- _Prompt_
Copy the records. Keep every line exactly as it is.

- _Extracted data_

== == ==

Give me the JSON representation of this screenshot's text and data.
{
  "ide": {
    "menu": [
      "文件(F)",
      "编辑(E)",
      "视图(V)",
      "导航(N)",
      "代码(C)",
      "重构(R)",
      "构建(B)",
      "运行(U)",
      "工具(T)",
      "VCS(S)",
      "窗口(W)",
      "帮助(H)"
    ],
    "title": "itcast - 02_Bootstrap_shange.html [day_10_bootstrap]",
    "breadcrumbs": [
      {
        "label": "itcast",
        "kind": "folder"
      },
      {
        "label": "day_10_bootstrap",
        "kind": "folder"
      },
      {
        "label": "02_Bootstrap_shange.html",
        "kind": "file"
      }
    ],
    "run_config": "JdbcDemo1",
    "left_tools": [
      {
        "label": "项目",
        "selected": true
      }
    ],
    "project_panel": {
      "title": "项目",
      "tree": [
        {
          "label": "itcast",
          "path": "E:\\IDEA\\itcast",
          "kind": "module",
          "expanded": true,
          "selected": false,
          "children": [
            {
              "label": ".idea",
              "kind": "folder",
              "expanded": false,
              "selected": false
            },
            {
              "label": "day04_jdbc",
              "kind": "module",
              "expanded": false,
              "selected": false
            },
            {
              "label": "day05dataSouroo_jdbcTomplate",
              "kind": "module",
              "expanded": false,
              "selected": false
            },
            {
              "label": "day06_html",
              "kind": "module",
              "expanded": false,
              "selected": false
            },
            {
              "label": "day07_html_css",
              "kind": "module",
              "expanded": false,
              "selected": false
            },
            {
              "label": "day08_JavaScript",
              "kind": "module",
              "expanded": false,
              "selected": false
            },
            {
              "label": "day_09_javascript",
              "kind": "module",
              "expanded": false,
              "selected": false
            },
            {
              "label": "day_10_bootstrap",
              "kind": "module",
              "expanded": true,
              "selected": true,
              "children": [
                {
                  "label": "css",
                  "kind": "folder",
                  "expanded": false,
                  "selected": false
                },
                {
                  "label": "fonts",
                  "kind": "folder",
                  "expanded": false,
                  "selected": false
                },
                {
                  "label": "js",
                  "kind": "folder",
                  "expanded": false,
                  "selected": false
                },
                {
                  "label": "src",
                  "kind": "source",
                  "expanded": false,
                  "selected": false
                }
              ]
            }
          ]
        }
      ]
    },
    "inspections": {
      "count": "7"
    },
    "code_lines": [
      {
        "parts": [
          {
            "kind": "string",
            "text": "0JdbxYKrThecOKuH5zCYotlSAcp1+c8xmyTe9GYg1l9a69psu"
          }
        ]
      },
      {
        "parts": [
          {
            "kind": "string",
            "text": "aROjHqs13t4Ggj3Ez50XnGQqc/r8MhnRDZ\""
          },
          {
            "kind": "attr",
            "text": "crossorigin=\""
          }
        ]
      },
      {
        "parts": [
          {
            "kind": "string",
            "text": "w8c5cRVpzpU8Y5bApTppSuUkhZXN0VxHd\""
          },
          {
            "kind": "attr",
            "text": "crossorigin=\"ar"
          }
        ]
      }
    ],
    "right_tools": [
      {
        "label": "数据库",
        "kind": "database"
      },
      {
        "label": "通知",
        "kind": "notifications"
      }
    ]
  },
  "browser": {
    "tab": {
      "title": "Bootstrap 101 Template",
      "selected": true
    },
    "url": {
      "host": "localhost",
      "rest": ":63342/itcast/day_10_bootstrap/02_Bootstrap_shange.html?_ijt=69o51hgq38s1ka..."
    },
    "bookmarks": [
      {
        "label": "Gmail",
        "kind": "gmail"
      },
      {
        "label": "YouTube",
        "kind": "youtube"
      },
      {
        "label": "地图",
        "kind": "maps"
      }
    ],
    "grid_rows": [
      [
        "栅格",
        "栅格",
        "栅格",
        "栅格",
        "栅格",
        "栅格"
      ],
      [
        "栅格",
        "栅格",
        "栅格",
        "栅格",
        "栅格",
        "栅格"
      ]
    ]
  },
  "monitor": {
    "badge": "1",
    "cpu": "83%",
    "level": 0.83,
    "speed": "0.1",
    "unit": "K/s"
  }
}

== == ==

- _Solution_
Give me the JSON representation of this screenshot's text and data.
{
  "ide": {
    "menu": [
      "文件(F)",
      "编辑(E)",
      "视图(V)",
      "导航(N)",
      "代码(C)",
      "重构(R)",
      "构建(B)",
      "运行(U)",
      "工具(T)",
      "VCS(S)",
      "窗口(W)",
      "帮助(H)"
    ],
    "title": "itcast - 02_Bootstrap_shange.html [day_10_bootstrap]",
    "breadcrumbs": [
      {
        "label": "itcast",
        "kind": "folder"
      },
      {
        "label": "day_10_bootstrap",
        "kind": "folder"
      },
      {
        "label": "02_Bootstrap_shange.html",
        "kind": "file"
      }
    ],
    "run_config": "JdbcDemo1",
    "left_tools": [
      {
        "label": "项目",
        "selected": true
      }
    ],
    "project_panel": {
      "title": "项目",
      "tree": [
        {
          "label": "itcast",
          "path": "E:\\IDEA\\itcast",
          "kind": "module",
          "expanded": true,
          "selected": false,
          "children": [
            {
              "label": ".idea",
              "kind": "folder",
              "expanded": false,
              "selected": false
            },
            {
              "label": "day04_jdbc",
              "kind": "module",
              "expanded": false,
              "selected": false
            },
            {
              "label": "day05dataSouroo_jdbcTomplate",
              "kind": "module",
              "expanded": false,
              "selected": false
            },
            {
              "label": "day06_html",
              "kind": "module",
              "expanded": false,
              "selected": false
            },
            {
              "label": "day07_html_css",
              "kind": "module",
              "expanded": false,
              "selected": false
            },
            {
              "label": "day08_JavaScript",
              "kind": "module",
              "expanded": false,
              "selected": false
            },
            {
              "label": "day_09_javascript",
              "kind": "module",
              "expanded": false,
              "selected": false
            },
            {
              "label": "day_10_bootstrap",
              "kind": "module",
              "expanded": true,
              "selected": true,
              "children": [
                {
                  "label": "css",
                  "kind": "folder",
                  "expanded": false,
                  "selected": false
                },
                {
                  "label": "fonts",
                  "kind": "folder",
                  "expanded": false,
                  "selected": false
                },
                {
                  "label": "js",
                  "kind": "folder",
                  "expanded": false,
                  "selected": false
                },
                {
                  "label": "src",
                  "kind": "source",
                  "expanded": false,
                  "selected": false
                }
              ]
            }
          ]
        }
      ]
    },
    "inspections": {
      "count": "7"
    },
    "code_lines": [
      {
        "parts": [
          {
            "kind": "string",
            "text": "0JdbxYKrThecOKuH5zCYotlSAcp1+c8xmyTe9GYg1l9a69psu"
          }
        ]
      },
      {
        "parts": [
          {
            "kind": "string",
            "text": "aROjHqs13t4Ggj3Ez50XnGQqc/r8MhnRDZ\""
          },
          {
            "kind": "attr",
            "text": "crossorigin=\""
          }
        ]
      },
      {
        "parts": [
          {
            "kind": "string",
            "text": "w8c5cRVpzpU8Y5bApTppSuUkhZXN0VxHd\""
          },
          {
            "kind": "attr",
            "text": "crossorigin=\"ar"
          }
        ]
      }
    ],
    "right_tools": [
      {
        "label": "数据库",
        "kind": "database"
      },
      {
        "label": "通知",
        "kind": "notifications"
      }
    ]
  },
  "browser": {
    "tab": {
      "title": "Bootstrap 101 Template",
      "selected": true
    },
    "url": {
      "host": "localhost",
      "rest": ":63342/itcast/day_10_bootstrap/02_Bootstrap_shange.html?_ijt=69o51hgq38s1ka..."
    },
    "bookmarks": [
      {
        "label": "Gmail",
        "kind": "gmail"
      },
      {
        "label": "YouTube",
        "kind": "youtube"
      },
      {
        "label": "地图",
        "kind": "maps"
      }
    ],
    "grid_rows": [
      [
        "栅格",
        "栅格",
        "栅格",
        "栅格",
        "栅格",
        "栅格"
      ],
      [
        "栅格",
        "栅格",
        "栅格",
        "栅格",
        "栅格",
        "栅格"
      ]
    ]
  },
  "monitor": {
    "badge": "1",
    "cpu": "83%",
    "level": 0.83,
    "speed": "0.1",
    "unit": "K/s"
  }
}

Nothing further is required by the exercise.